The New Self-Help

Why Introverts Make Better Leaders

The power of quiet leadership

Susan Cain
Published in
6 min readAug 31, 2020


This story is part of The New Self-Help: 21 Books for a Better You in the 21st Century.

Harvard Business School is not, by any measure, an ordinary place. When I visit the Cambridge, Massachusetts campus, the first thing I notice is the way students walk: They stride, full of forward momentum. When they cross each other’s paths, they don’t merely nod — they exchange animated greetings, inquiring about this one’s summer with J. P. Morgan or that one’s trek in the Himalayas. I sit down next to a couple of students who are in the middle of planning a road trip — HBS students are forever coordinating pub crawls and parties or describing an extreme-travel junket they’ve just come back from. When they ask what brings me to campus, I say that I’m conducting interviews for a book about introversion and extroversion.

“Good luck finding an introvert around here,” says one.

“This school is predicated on extroversion,” adds the other. “Your grades and social status depend on it. It’s just the norm here. Everyone around you is speaking up and being social and going out.”

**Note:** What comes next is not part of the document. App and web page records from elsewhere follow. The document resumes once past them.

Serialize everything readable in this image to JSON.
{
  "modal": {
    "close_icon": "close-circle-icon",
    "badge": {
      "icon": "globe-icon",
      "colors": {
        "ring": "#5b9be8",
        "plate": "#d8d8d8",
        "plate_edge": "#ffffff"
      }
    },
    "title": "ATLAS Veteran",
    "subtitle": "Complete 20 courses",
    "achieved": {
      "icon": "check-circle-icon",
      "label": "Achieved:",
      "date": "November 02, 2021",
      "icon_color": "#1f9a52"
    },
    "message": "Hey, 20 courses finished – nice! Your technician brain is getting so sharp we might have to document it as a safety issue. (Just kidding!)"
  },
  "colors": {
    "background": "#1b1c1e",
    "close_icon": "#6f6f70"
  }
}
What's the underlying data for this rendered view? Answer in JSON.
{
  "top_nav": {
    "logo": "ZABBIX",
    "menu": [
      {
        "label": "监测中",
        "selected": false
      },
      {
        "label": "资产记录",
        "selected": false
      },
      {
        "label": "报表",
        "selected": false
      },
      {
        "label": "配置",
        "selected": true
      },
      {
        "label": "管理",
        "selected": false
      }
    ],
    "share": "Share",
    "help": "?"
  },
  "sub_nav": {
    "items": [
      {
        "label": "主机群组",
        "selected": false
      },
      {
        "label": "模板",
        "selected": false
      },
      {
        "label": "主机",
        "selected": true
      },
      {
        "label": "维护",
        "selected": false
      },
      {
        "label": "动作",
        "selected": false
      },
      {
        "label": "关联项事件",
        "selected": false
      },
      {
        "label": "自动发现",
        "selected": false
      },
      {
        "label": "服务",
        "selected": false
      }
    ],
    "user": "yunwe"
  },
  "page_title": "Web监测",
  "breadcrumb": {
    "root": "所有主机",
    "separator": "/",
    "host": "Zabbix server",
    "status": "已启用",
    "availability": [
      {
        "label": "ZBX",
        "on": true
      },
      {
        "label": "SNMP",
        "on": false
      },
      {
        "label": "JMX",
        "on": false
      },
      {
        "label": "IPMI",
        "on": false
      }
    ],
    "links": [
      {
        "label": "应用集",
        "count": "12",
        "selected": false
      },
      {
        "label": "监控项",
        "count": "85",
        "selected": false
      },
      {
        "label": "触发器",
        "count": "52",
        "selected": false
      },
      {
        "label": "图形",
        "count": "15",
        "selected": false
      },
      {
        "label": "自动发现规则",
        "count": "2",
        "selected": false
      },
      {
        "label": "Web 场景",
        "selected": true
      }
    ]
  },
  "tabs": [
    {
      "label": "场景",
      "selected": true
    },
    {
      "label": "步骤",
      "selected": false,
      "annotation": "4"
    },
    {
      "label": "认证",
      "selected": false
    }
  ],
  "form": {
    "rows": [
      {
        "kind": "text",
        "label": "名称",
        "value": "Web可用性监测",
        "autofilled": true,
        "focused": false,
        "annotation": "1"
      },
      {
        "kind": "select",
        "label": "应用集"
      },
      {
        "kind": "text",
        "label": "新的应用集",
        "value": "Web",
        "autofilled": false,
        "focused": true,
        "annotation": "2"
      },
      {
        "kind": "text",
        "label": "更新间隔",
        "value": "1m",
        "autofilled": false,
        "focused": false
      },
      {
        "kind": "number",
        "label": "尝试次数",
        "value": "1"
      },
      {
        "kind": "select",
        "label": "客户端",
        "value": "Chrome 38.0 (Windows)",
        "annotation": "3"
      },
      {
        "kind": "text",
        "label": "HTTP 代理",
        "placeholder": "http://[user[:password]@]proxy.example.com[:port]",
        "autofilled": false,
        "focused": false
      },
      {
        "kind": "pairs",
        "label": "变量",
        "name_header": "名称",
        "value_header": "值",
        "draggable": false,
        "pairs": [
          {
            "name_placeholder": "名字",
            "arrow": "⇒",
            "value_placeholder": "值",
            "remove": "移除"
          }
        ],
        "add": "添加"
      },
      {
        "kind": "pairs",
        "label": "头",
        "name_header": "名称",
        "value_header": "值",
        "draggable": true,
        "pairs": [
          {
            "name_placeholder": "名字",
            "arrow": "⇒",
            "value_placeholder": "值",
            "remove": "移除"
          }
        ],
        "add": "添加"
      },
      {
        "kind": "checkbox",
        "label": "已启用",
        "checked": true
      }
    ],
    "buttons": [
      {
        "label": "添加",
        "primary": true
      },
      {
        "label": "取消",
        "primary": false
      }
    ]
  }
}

That put-yourself-out-there ethos doesn’t stop at graduation. HBS alumni include an impressive collection of World Bank…